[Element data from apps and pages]
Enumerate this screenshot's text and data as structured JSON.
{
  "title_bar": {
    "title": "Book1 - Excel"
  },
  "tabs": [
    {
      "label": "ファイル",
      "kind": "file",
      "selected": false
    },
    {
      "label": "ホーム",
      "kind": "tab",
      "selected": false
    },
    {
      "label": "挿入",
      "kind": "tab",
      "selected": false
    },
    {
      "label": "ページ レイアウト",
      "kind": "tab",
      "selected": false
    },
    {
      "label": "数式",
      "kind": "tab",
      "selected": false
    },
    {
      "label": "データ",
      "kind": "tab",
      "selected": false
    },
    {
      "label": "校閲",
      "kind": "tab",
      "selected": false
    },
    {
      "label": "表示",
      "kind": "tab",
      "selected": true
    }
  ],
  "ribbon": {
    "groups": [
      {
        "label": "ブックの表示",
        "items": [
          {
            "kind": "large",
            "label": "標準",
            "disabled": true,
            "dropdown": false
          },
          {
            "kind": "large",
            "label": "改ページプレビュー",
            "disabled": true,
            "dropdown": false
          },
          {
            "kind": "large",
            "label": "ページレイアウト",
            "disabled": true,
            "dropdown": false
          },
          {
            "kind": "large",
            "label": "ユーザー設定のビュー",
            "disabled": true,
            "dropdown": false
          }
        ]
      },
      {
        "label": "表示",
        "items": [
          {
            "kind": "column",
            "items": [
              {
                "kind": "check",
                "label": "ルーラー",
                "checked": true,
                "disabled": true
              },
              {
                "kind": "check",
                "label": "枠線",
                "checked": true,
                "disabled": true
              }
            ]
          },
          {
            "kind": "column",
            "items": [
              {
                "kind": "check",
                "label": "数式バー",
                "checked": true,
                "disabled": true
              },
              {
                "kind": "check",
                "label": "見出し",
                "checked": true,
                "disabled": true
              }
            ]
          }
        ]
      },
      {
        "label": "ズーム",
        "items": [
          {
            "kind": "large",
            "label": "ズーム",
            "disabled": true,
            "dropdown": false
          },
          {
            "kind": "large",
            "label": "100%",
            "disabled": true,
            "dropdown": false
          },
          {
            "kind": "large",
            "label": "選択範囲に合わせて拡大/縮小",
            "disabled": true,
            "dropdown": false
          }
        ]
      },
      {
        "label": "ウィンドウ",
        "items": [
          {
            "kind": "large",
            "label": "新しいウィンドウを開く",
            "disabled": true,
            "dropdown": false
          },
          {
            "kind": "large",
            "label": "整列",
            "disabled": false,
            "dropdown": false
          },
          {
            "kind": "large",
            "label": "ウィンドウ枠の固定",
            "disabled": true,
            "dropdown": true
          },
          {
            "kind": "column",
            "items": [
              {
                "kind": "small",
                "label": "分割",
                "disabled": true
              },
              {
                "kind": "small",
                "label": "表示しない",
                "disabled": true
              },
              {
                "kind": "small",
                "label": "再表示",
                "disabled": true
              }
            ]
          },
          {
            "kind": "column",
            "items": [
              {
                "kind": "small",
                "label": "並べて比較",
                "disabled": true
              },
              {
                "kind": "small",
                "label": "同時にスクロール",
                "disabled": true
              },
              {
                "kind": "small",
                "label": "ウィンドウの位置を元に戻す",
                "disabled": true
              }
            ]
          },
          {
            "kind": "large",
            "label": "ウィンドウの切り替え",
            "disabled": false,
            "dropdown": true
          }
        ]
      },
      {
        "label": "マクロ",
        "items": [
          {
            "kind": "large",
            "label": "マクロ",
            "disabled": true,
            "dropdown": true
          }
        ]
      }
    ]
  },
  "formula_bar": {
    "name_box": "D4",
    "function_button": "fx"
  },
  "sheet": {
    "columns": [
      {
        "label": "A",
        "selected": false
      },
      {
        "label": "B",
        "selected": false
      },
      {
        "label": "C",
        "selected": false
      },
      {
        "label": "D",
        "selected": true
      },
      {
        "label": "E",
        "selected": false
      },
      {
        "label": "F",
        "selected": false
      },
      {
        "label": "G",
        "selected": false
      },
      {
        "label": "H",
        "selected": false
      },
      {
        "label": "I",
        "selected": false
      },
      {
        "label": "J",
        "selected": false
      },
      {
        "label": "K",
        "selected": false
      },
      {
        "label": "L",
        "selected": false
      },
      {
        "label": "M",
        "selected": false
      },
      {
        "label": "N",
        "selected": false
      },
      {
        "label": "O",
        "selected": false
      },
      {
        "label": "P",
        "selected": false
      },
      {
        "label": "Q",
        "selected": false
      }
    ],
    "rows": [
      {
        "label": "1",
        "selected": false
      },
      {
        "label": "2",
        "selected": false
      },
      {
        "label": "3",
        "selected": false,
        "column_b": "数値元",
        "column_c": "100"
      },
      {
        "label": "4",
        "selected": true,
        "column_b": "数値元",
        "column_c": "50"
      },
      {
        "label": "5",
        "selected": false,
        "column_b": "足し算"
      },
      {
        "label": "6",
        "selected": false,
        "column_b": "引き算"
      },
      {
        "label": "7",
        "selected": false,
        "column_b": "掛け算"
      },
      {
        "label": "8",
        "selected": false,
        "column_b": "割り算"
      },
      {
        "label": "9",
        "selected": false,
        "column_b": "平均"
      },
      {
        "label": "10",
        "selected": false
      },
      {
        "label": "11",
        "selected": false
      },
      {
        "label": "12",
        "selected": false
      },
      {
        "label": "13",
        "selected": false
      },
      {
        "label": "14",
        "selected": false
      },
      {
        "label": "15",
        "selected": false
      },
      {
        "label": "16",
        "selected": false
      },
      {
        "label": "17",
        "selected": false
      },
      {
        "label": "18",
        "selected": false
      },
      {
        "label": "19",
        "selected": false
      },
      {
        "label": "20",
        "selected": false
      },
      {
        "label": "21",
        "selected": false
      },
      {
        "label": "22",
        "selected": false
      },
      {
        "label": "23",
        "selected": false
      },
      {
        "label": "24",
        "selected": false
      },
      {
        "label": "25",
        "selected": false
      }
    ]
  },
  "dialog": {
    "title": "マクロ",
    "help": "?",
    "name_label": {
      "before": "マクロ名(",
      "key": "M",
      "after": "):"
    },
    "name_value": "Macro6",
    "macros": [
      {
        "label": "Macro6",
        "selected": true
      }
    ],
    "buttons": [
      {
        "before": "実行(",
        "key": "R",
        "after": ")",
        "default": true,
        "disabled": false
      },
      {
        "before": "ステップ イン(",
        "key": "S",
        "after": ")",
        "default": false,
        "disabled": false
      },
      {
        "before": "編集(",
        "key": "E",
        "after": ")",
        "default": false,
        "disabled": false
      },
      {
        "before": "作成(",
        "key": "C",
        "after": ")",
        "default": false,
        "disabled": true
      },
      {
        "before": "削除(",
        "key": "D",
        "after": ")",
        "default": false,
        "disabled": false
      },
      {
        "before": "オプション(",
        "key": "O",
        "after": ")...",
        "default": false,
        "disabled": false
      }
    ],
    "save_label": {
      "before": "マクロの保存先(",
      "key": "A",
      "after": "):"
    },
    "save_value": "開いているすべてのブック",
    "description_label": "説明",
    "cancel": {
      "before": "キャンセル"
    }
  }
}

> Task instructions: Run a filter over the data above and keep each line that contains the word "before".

> Answer to this problem:
      "before": "マクロ名(",
        "before": "実行(",
        "before": "ステップ イン(",
        "before": "編集(",
        "before": "作成(",
        "before": "削除(",
        "before": "オプション(",
      "before": "マクロの保存先(",
      "before": "キャンセル"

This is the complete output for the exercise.